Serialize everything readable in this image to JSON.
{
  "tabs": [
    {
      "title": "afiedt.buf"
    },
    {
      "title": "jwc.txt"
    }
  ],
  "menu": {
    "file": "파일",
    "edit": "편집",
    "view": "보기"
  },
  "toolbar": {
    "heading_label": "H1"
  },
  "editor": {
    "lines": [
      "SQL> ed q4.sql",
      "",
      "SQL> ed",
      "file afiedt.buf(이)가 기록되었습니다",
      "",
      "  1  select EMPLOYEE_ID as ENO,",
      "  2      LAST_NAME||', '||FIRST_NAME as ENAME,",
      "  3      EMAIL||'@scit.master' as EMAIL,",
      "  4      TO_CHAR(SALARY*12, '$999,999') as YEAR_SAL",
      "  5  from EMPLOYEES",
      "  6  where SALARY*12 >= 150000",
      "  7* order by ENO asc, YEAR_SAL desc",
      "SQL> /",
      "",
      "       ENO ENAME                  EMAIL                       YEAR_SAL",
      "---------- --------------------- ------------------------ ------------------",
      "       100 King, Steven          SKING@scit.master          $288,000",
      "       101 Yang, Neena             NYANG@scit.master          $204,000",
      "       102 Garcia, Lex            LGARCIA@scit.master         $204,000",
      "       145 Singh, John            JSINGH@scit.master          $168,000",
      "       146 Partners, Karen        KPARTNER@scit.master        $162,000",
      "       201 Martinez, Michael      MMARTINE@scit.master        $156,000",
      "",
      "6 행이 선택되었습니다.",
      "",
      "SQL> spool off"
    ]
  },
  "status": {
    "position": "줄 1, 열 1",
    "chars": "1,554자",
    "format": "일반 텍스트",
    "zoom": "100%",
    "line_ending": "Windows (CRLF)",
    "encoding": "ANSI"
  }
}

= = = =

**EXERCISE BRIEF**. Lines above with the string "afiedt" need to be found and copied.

**REPLY TO THE EXERCISE**.
      "title": "afiedt.buf"
      "file afiedt.buf(이)가 기록되었습니다",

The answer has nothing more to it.